(DATA UNDER STUDY begins)
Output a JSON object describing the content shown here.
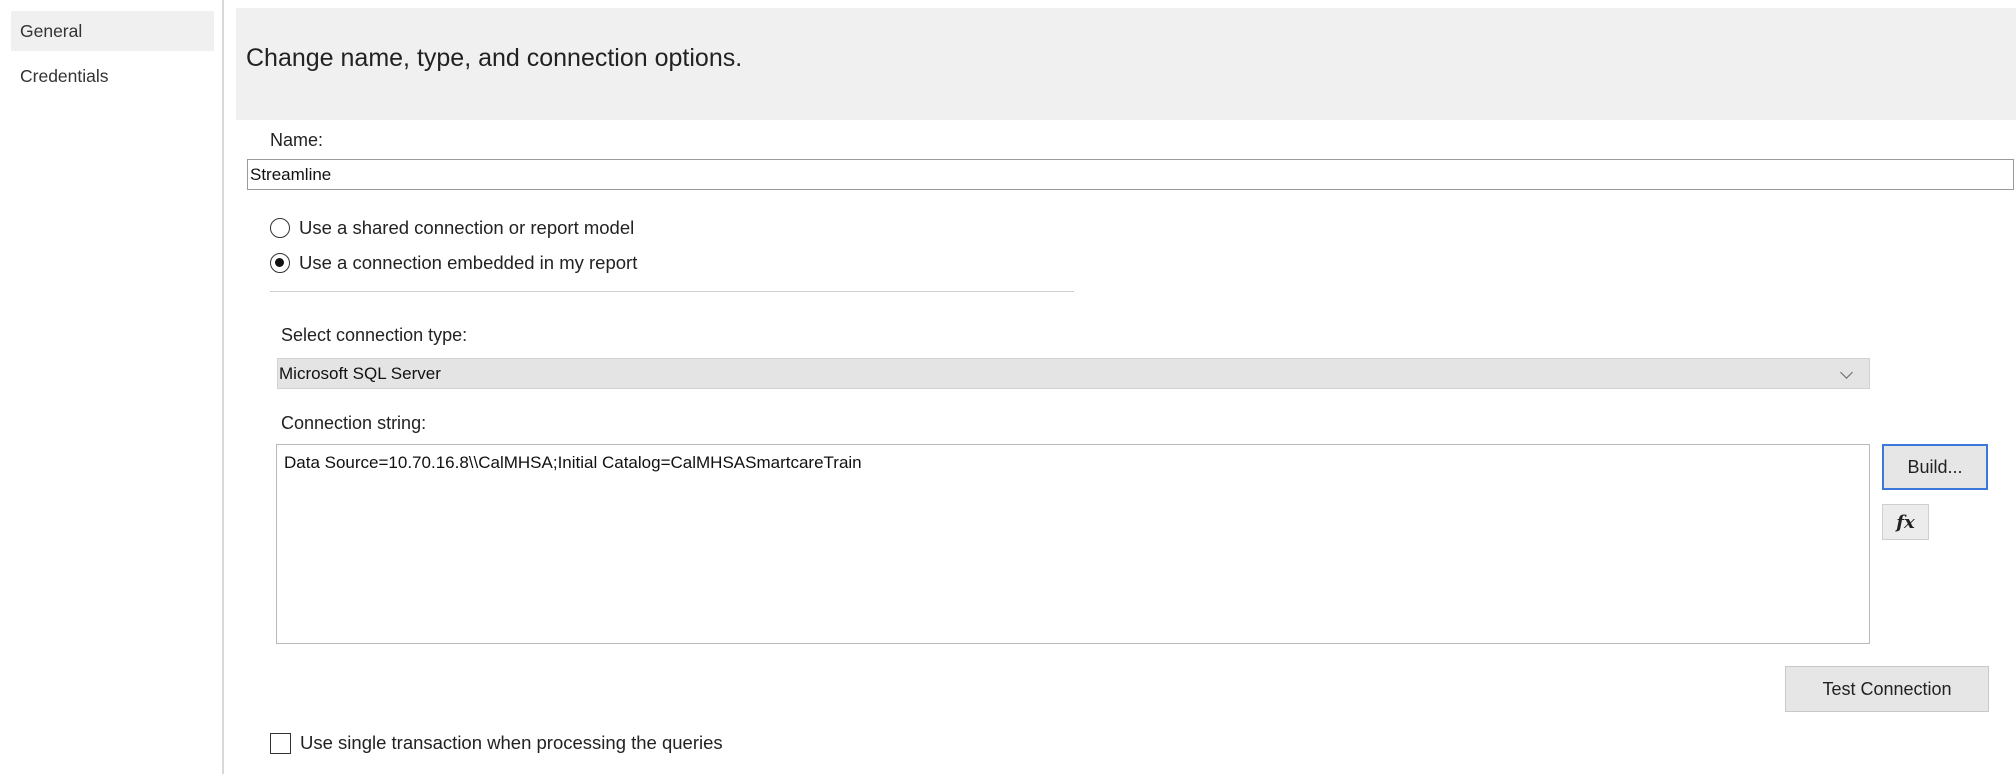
{
  "sidebar": {
    "items": [
      {
        "label": "General",
        "selected": true
      },
      {
        "label": "Credentials",
        "selected": false
      }
    ]
  },
  "header": {
    "title": "Change name, type, and connection options."
  },
  "name": {
    "label": "Name:",
    "value": "Streamline"
  },
  "connection_mode": {
    "shared_label": "Use a shared connection or report model",
    "embedded_label": "Use a connection embedded in my report",
    "selected": "embedded"
  },
  "connection_type": {
    "label": "Select connection type:",
    "value": "Microsoft SQL Server"
  },
  "connection_string": {
    "label": "Connection string:",
    "value": "Data Source=10.70.16.8\\\\CalMHSA;Initial Catalog=CalMHSASmartcareTrain"
  },
  "buttons": {
    "build": "Build...",
    "expression": "fx",
    "test_connection": "Test Connection"
  },
  "single_transaction": {
    "label": "Use single transaction when processing the queries",
    "checked": false
  },
  "icons": {
    "expression": "fx-icon",
    "dropdown": "chevron-down-icon"
  }
}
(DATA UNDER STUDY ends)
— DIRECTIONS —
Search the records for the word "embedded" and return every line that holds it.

— ANSWER TO THIS EXERCISE —
    "embedded_label": "Use a connection embedded in my report",
    "selected": "embedded"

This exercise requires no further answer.